What is the broad topic of your research, and what is your background in?
My PhD is in physics but I focused on the chemical composition of the atmosphere. In a very broad sense, I study the atmosphere from the surface to the mesosphere. For most of my career I worked on understanding stratospheric ozone. I started out working on mid-latitude ozone. When I started my post-doc with Ross Salawitch, he did the biggest favor anyone could have done for me and that was to have me work on something other than my PhD research. It wasn’t until coming to UMD that I started working on air quality and climate. Our mantra is “One Atmosphere” so I’m very fortunate to be able to investigate so many different aspects of the atmosphere.

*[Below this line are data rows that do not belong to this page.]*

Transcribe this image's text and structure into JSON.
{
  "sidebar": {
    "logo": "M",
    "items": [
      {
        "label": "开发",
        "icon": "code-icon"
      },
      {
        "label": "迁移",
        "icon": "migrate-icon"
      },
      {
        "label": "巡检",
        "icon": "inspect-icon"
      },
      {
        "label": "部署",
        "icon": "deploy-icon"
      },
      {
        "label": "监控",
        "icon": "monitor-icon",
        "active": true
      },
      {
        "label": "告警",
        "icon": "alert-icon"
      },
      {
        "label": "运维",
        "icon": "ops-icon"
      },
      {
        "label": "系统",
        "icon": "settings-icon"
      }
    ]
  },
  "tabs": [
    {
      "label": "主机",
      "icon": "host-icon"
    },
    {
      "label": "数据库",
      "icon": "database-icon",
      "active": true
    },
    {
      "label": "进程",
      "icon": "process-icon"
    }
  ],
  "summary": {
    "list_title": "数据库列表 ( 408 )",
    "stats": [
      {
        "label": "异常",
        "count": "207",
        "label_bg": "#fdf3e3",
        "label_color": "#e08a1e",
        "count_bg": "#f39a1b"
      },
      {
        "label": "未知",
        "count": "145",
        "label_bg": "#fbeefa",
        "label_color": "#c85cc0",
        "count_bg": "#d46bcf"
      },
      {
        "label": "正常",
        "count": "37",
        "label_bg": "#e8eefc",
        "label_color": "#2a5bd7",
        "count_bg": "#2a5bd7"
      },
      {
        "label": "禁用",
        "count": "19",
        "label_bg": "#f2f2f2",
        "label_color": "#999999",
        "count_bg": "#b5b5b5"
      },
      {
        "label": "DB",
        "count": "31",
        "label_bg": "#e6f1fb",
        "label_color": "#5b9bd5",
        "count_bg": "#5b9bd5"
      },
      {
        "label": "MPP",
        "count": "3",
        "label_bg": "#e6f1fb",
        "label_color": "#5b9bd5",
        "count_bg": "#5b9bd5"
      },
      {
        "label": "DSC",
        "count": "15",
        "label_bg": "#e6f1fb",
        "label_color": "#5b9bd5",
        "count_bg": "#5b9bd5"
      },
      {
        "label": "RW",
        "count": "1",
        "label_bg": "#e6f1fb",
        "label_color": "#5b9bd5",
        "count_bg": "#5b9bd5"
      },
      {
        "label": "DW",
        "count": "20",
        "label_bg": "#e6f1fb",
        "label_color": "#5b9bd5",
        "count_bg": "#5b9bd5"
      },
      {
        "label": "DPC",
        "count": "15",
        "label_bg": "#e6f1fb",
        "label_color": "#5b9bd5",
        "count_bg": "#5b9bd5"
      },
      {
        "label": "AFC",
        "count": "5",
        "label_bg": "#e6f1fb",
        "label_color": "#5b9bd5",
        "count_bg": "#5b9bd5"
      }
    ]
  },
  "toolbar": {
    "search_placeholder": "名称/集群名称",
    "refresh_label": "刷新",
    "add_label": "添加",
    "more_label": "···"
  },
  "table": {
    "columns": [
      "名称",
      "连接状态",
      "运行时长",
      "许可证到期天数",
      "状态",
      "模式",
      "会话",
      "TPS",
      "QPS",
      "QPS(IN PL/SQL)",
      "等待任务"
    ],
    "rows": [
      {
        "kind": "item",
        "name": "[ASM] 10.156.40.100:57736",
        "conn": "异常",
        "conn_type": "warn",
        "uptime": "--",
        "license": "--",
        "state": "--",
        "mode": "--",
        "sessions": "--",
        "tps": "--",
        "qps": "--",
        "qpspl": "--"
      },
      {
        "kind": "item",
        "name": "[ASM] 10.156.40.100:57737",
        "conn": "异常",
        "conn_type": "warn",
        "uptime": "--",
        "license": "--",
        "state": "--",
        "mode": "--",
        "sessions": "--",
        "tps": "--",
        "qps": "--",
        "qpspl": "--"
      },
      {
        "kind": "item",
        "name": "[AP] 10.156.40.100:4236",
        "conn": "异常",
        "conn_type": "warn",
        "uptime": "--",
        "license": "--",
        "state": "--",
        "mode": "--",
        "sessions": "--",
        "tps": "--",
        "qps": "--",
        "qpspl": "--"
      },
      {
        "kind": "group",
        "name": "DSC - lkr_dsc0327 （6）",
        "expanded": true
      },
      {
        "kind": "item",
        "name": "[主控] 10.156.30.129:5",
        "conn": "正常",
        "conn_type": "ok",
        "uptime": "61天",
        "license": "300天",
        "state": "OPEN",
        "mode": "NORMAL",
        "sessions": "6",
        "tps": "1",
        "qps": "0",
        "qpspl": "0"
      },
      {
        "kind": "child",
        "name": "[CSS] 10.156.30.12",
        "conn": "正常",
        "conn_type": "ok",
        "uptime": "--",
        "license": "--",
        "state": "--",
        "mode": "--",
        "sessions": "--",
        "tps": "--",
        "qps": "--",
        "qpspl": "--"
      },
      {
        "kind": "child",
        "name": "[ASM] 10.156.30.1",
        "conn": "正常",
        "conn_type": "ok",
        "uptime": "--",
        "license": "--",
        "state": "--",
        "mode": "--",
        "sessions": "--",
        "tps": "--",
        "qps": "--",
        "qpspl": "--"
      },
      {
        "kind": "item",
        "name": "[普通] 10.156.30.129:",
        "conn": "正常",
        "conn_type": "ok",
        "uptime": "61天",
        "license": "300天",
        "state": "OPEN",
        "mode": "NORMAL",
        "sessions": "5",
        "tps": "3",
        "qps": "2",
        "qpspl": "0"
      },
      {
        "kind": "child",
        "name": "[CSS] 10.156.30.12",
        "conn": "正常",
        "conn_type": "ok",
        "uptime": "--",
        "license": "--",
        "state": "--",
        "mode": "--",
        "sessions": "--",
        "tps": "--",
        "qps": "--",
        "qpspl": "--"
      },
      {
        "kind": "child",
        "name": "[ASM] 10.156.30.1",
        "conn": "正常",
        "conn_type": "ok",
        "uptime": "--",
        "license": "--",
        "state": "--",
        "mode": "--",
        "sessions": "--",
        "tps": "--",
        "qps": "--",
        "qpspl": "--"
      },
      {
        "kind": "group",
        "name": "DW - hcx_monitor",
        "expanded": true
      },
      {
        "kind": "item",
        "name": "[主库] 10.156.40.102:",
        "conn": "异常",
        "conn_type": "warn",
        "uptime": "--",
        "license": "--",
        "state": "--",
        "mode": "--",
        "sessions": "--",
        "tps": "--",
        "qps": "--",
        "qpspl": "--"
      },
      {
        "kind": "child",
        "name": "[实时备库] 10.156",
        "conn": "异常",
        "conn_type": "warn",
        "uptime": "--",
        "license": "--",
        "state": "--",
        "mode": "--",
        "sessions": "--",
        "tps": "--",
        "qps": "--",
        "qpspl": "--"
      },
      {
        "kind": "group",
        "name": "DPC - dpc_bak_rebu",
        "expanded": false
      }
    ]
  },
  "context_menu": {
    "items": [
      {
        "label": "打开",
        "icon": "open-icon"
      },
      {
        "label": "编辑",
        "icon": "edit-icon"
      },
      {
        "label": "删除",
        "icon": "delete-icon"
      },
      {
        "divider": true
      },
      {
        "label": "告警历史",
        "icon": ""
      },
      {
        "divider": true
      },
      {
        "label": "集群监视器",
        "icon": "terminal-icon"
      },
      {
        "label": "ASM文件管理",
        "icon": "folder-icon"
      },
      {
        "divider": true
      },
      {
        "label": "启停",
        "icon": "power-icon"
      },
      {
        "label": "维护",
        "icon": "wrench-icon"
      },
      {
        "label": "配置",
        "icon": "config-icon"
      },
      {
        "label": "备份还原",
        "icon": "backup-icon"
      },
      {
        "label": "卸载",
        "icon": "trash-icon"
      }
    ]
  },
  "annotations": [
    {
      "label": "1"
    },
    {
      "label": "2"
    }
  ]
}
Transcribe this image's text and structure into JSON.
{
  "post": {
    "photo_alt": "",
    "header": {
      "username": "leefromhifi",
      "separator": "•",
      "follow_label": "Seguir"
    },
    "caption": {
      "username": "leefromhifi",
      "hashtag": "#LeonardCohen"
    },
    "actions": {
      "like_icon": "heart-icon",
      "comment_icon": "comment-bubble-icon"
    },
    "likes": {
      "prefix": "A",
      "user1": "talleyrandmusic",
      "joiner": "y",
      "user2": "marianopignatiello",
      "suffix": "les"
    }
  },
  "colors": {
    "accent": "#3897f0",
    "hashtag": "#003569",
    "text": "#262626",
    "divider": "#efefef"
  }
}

Why did you choose this career path? When did you first realize this career was meant for you? What previous jobs have you had
When I was in 8th grade I decided I was going to be a physicist without really knowing what that meant. When I finally realized what it meant I decided to stick with it anyway but I realized I didn’t like the “traditional” paths most physicists took like particle physics. I was watching a Discovery channel program on lightning and one of the people they interviewed was a physicist from New Mexico Tech who studied lightning by launching rockets into clouds to trigger strikes. I was so happy that there were physicists who studied something interesting that I immediately applied to New Mexico Tech. I had a strong dislike for chemistry and computers at that point but ended discovering I had a knack for modeling the chemical composition of the atmosphere.
I once spent a summer as a lifeguard and I also spent the better part of a decade working at a cemetery while I was in high school and college. Aside from the dead people it was great working outdoors. I have had some job offers to become a chef.
If you could hit the “redo” button, and had to pick a field outside of atmospheric science, what career would you choose instead?
Professional chef or a backup singer
What are you most passionate about, (besides your research and career at the University of Maryland, of course?)
Old recipes and traditional ways of cooking. My favorite recipes are those that have been passed down over the years. I’ve been making my own pickles, jam, and sausage for years now.
Where did you grow up? Tell us about your family and hometown. What is your favorite memory growing up?
I grew up in North Tonawanda, NY, home of the Wurlitzer organ and jukebox and just north of where Buffalo wings were born. I’m the youngest of 3 (older brother and older sister). My mom was a nurse and my dad used to work for Bell Aerospace, the company that built the first supersonic aircraft. I have lots of happy memories of growing up. Back then, kids were given a lot of freedom to roam so we spent a lot of time riding bikes around or building snow forts. When I got older, most of my time was spent swimming competitively. One of my happiest memories was when our team went undefeated and was ranked 3rd overall in NY.
Do you enjoy watching sports? If so, what is your favorite team to watch?
I hated watching sports growing up but in a place like Buffalo you get brainwashed into supporting your local teams. You also learn how to expect to be let down every year. The sport I love to watch more than all others is hockey. It doesn’t matter who is playing it’s just fun to watch.
What kind of hobbies do you have, what do you enjoy doing when you’re not teaching or doing research? What got you into these activities?
I like making food. My grandmothers and my mother began teaching me when I was young. I started out making cheesecakes because they were too expensive to get at a restaurant. I also read a lot of Sci-Fi/Fantasy/and British naval historical fiction (I know, it’s a weird mix).
What kind of music do you enjoy listening to?
It’s kind of an eclectic mix. I’m a product of the 70’s so I listen to a lot of Prog. Rock bands like Pink Floyd, Yes, and E.L.P. but it’s mixed in with 80’s rap, 90’s grunge, and more recent bands like Secret Machines and In This Moment. Big fan of the Tragically Hip and some contemporary Irish/Scottish music like The Battlefield Band.
What’s the most exciting place you’ve ever traveled to, or most exciting thing you’ve ever done?
One of the most exciting things I’ve done was spend the millennial New Year’s eve along the Rheine river with thousands of drunk German’s launching fireworks. They were all very polite about it though.
What’s your favorite book and/or movie?
My favorite book is “The Black Company” by Glen Cook. Favorite movie…that’s a tough one. Shawshank Redemption or Aliens
Is there anything else interesting about you that students in the department probably don’t know about you?
I once won a contest by snorting a ramen noodle up my nose and spitting it out my mouth.